Data to process:
· · · ·

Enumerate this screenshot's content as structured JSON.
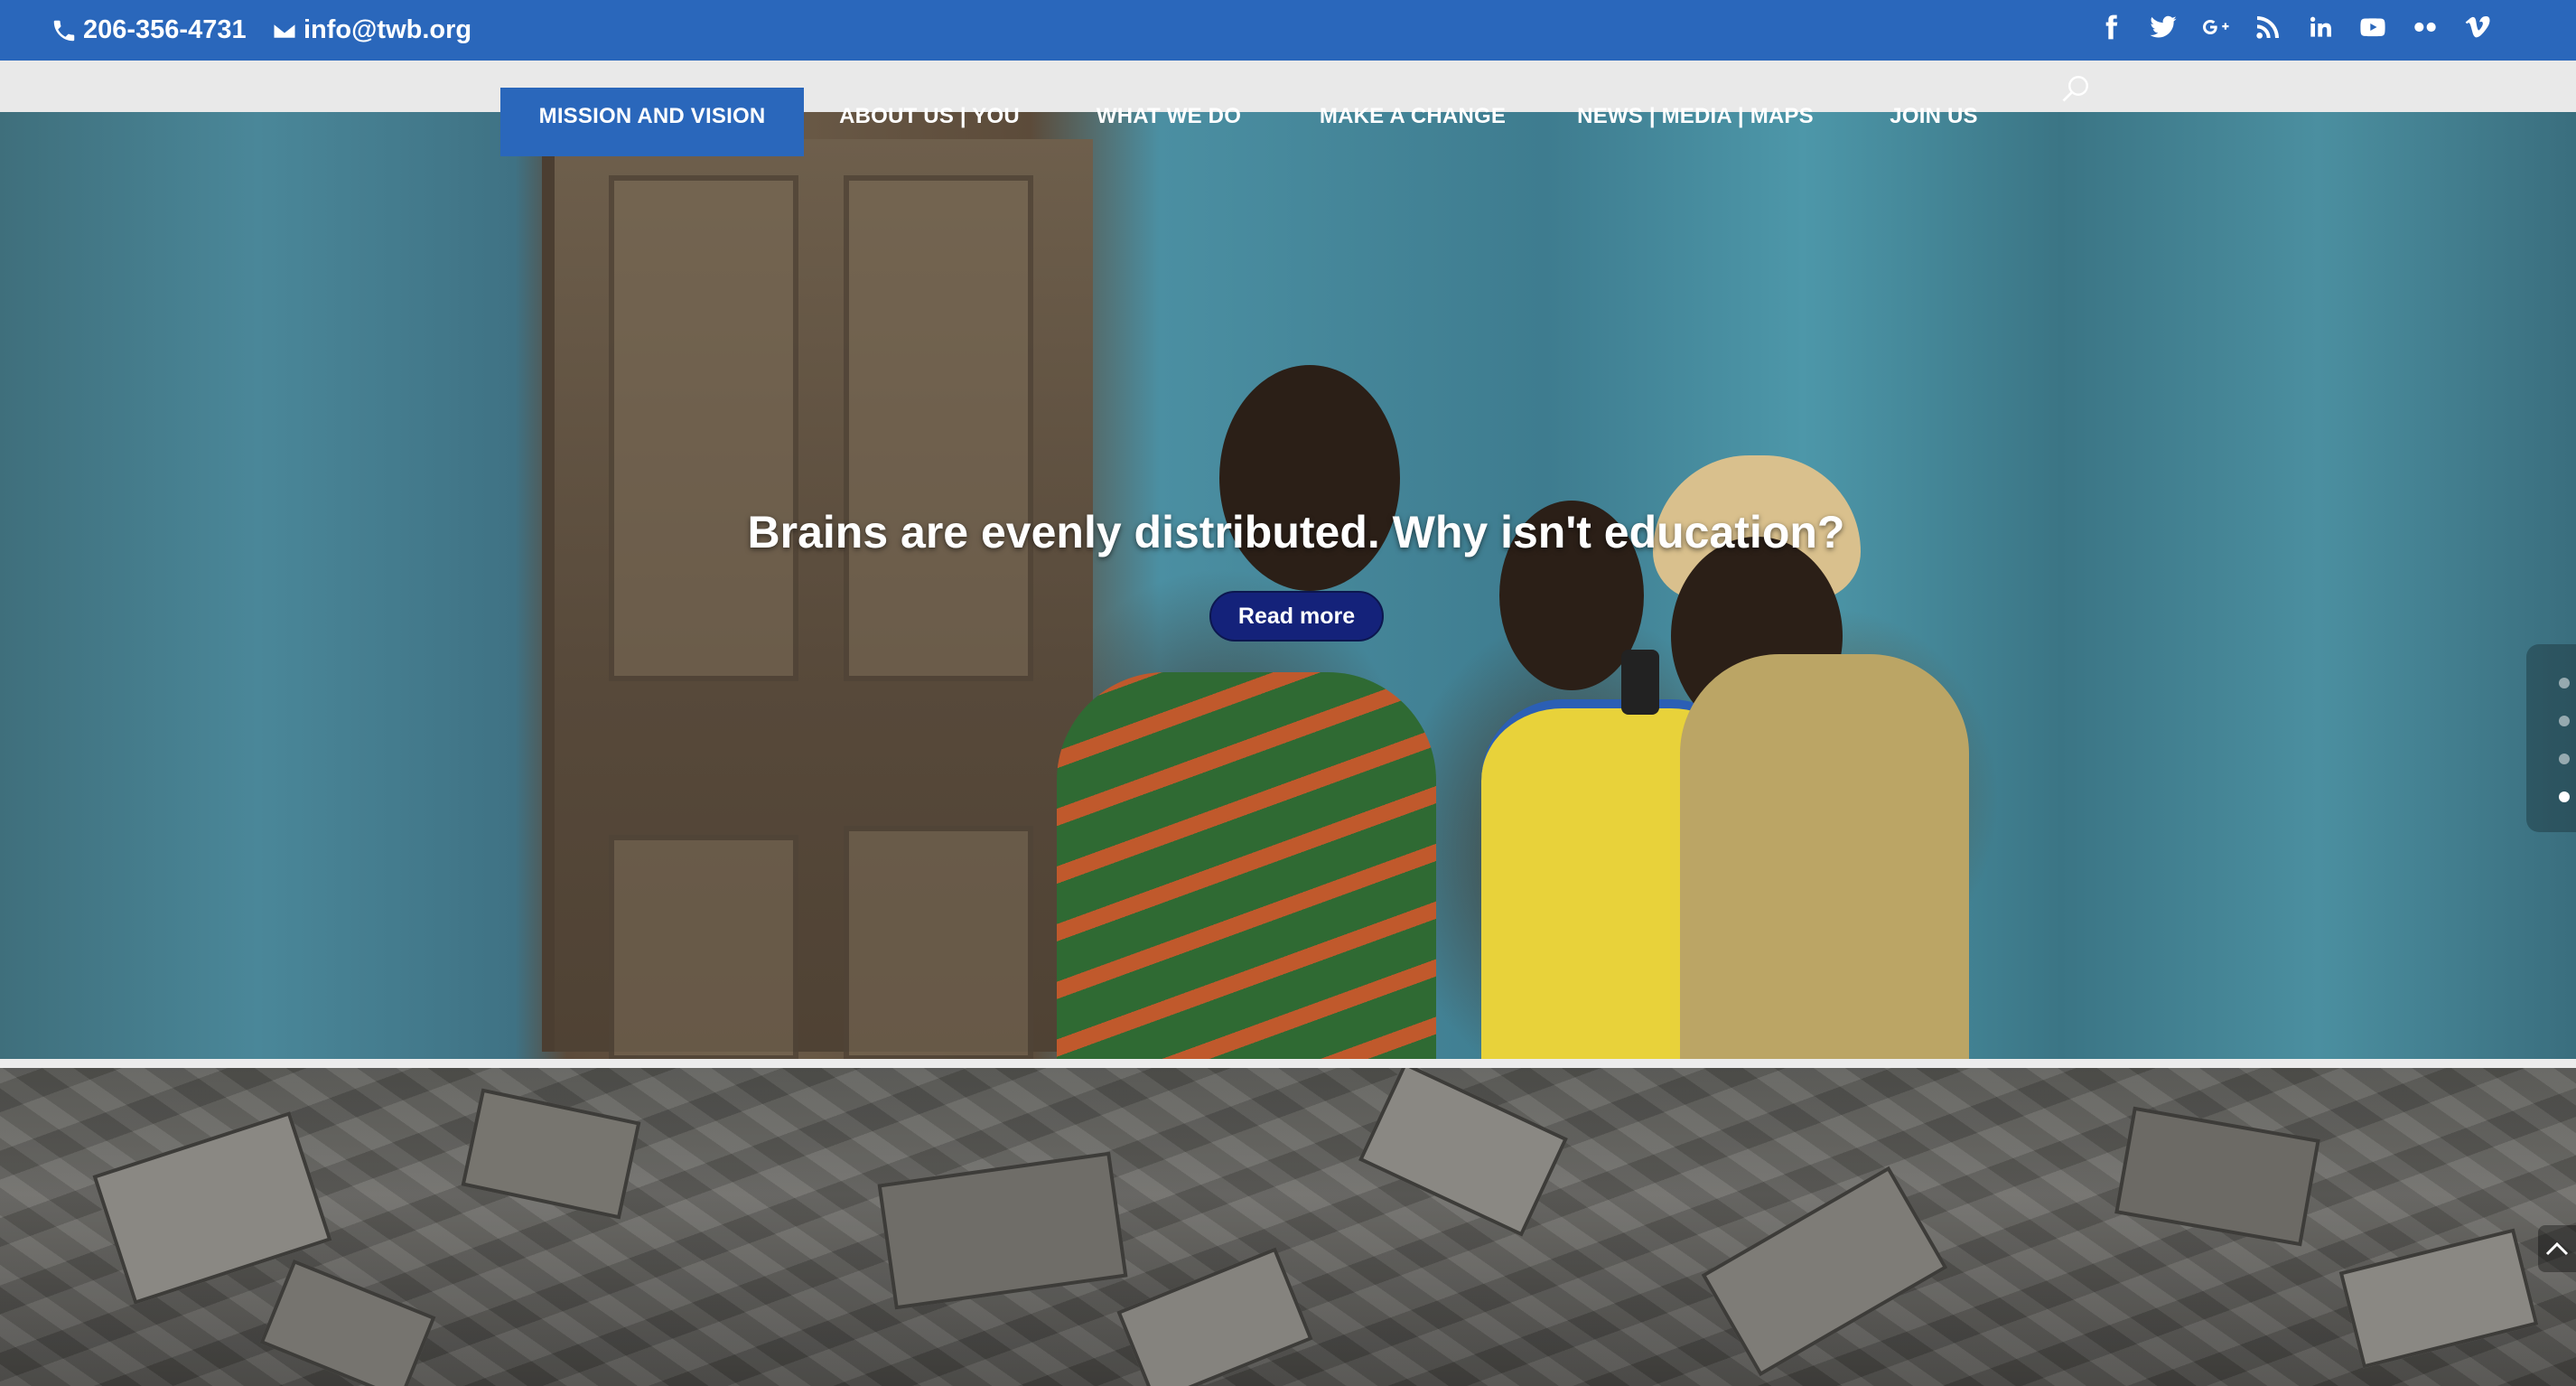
{
  "topbar": {
    "phone": "206-356-4731",
    "email": "info@twb.org",
    "social": [
      {
        "icon": "facebook-icon",
        "glyph": "f"
      },
      {
        "icon": "twitter-icon",
        "glyph": ""
      },
      {
        "icon": "google-plus-icon",
        "glyph": "G+"
      },
      {
        "icon": "rss-icon",
        "glyph": ""
      },
      {
        "icon": "linkedin-icon",
        "glyph": "in"
      },
      {
        "icon": "youtube-icon",
        "glyph": ""
      },
      {
        "icon": "flickr-icon",
        "glyph": ""
      },
      {
        "icon": "vimeo-icon",
        "glyph": "v"
      }
    ]
  },
  "nav": {
    "items": [
      {
        "label": "MISSION AND VISION",
        "active": true
      },
      {
        "label": "ABOUT US | YOU"
      },
      {
        "label": "WHAT WE DO"
      },
      {
        "label": "MAKE A CHANGE"
      },
      {
        "label": "NEWS | MEDIA | MAPS"
      },
      {
        "label": "JOIN US"
      }
    ],
    "search_icon": "search-icon"
  },
  "hero": {
    "title": "Brains are evenly distributed. Why isn't education?",
    "button_label": "Read more",
    "slides_total": 4,
    "active_slide": 4
  },
  "colors": {
    "topbar": "#2a67bb",
    "navbar": "#e9e9e9",
    "button": "#14227a"
  }
}
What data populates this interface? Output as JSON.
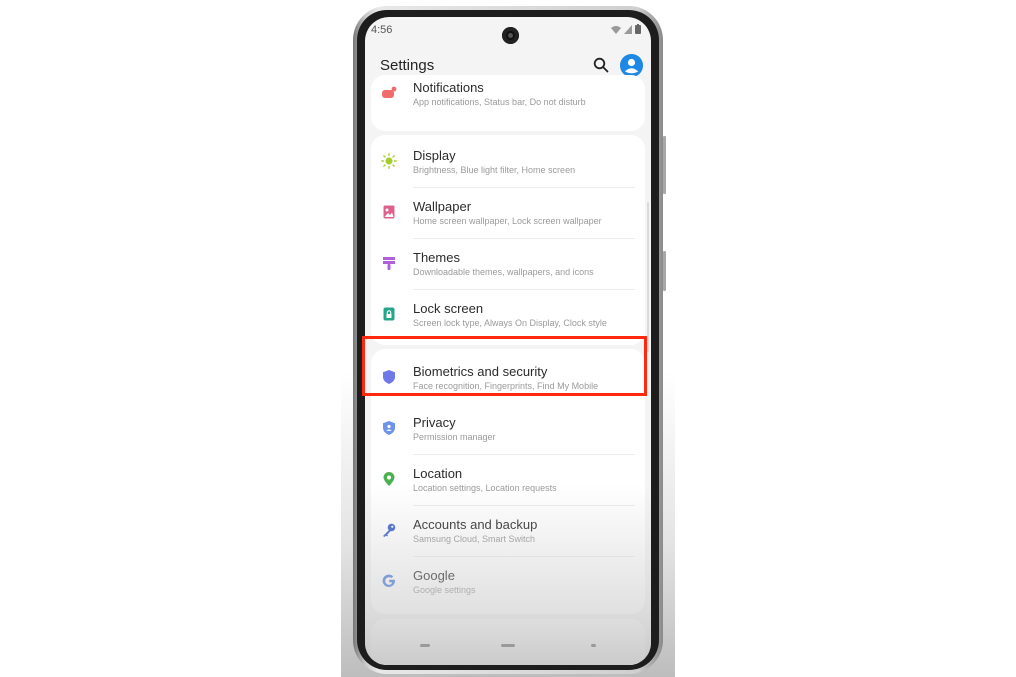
{
  "status_bar": {
    "time": "4:56",
    "icons": [
      "wifi-icon",
      "signal-icon",
      "battery-icon"
    ]
  },
  "app_bar": {
    "title": "Settings",
    "search_icon": "search-icon",
    "account_icon": "account-icon"
  },
  "colors": {
    "highlight": "#ff2a0d",
    "accent": "#1e88e5"
  },
  "items": [
    {
      "id": "notifications",
      "label": "Notifications",
      "sub": "App notifications, Status bar, Do not disturb",
      "icon": "notifications-icon",
      "color": "#f06b6b"
    },
    {
      "id": "display",
      "label": "Display",
      "sub": "Brightness, Blue light filter, Home screen",
      "icon": "sun-icon",
      "color": "#a4cf2a"
    },
    {
      "id": "wallpaper",
      "label": "Wallpaper",
      "sub": "Home screen wallpaper, Lock screen wallpaper",
      "icon": "wallpaper-icon",
      "color": "#e0608c"
    },
    {
      "id": "themes",
      "label": "Themes",
      "sub": "Downloadable themes, wallpapers, and icons",
      "icon": "brush-icon",
      "color": "#b260d9"
    },
    {
      "id": "lock-screen",
      "label": "Lock screen",
      "sub": "Screen lock type, Always On Display, Clock style",
      "icon": "lock-icon",
      "color": "#26a58a"
    },
    {
      "id": "biometrics",
      "label": "Biometrics and security",
      "sub": "Face recognition, Fingerprints, Find My Mobile",
      "icon": "shield-icon",
      "color": "#6f78e8",
      "highlighted": true
    },
    {
      "id": "privacy",
      "label": "Privacy",
      "sub": "Permission manager",
      "icon": "privacy-shield-icon",
      "color": "#6d94e8"
    },
    {
      "id": "location",
      "label": "Location",
      "sub": "Location settings, Location requests",
      "icon": "location-pin-icon",
      "color": "#4caf50"
    },
    {
      "id": "accounts",
      "label": "Accounts and backup",
      "sub": "Samsung Cloud, Smart Switch",
      "icon": "key-icon",
      "color": "#3f63c9"
    },
    {
      "id": "google",
      "label": "Google",
      "sub": "Google settings",
      "icon": "google-icon",
      "color": "#4a7fe0"
    }
  ]
}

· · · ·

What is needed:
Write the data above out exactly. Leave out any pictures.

Result below:
Enumerate this screenshot's content as structured JSON.
{
  "topbar": {
    "phone": "206-356-4731",
    "email": "info@twb.org",
    "social": [
      {
        "icon": "facebook-icon",
        "glyph": "f"
      },
      {
        "icon": "twitter-icon",
        "glyph": ""
      },
      {
        "icon": "google-plus-icon",
        "glyph": "G+"
      },
      {
        "icon": "rss-icon",
        "glyph": ""
      },
      {
        "icon": "linkedin-icon",
        "glyph": "in"
      },
      {
        "icon": "youtube-icon",
        "glyph": ""
      },
      {
        "icon": "flickr-icon",
        "glyph": ""
      },
      {
        "icon": "vimeo-icon",
        "glyph": "v"
      }
    ]
  },
  "nav": {
    "items": [
      {
        "label": "MISSION AND VISION",
        "active": true
      },
      {
        "label": "ABOUT US | YOU"
      },
      {
        "label": "WHAT WE DO"
      },
      {
        "label": "MAKE A CHANGE"
      },
      {
        "label": "NEWS | MEDIA | MAPS"
      },
      {
        "label": "JOIN US"
      }
    ],
    "search_icon": "search-icon"
  },
  "hero": {
    "title": "Brains are evenly distributed. Why isn't education?",
    "button_label": "Read more",
    "slides_total": 4,
    "active_slide": 4
  },
  "colors": {
    "topbar": "#2a67bb",
    "navbar": "#e9e9e9",
    "button": "#14227a"
  }
}
What data populates this interface? Output as JSON.
{
  "status_bar": {
    "time": "4:56",
    "icons": [
      "wifi-icon",
      "signal-icon",
      "battery-icon"
    ]
  },
  "app_bar": {
    "title": "Settings",
    "search_icon": "search-icon",
    "account_icon": "account-icon"
  },
  "colors": {
    "highlight": "#ff2a0d",
    "accent": "#1e88e5"
  },
  "items": [
    {
      "id": "notifications",
      "label": "Notifications",
      "sub": "App notifications, Status bar, Do not disturb",
      "icon": "notifications-icon",
      "color": "#f06b6b"
    },
    {
      "id": "display",
      "label": "Display",
      "sub": "Brightness, Blue light filter, Home screen",
      "icon": "sun-icon",
      "color": "#a4cf2a"
    },
    {
      "id": "wallpaper",
      "label": "Wallpaper",
      "sub": "Home screen wallpaper, Lock screen wallpaper",
      "icon": "wallpaper-icon",
      "color": "#e0608c"
    },
    {
      "id": "themes",
      "label": "Themes",
      "sub": "Downloadable themes, wallpapers, and icons",
      "icon": "brush-icon",
      "color": "#b260d9"
    },
    {
      "id": "lock-screen",
      "label": "Lock screen",
      "sub": "Screen lock type, Always On Display, Clock style",
      "icon": "lock-icon",
      "color": "#26a58a"
    },
    {
      "id": "biometrics",
      "label": "Biometrics and security",
      "sub": "Face recognition, Fingerprints, Find My Mobile",
      "icon": "shield-icon",
      "color": "#6f78e8",
      "highlighted": true
    },
    {
      "id": "privacy",
      "label": "Privacy",
      "sub": "Permission manager",
      "icon": "privacy-shield-icon",
      "color": "#6d94e8"
    },
    {
      "id": "location",
      "label": "Location",
      "sub": "Location settings, Location requests",
      "icon": "location-pin-icon",
      "color": "#4caf50"
    },
    {
      "id": "accounts",
      "label": "Accounts and backup",
      "sub": "Samsung Cloud, Smart Switch",
      "icon": "key-icon",
      "color": "#3f63c9"
    },
    {
      "id": "google",
      "label": "Google",
      "sub": "Google settings",
      "icon": "google-icon",
      "color": "#4a7fe0"
    }
  ]
}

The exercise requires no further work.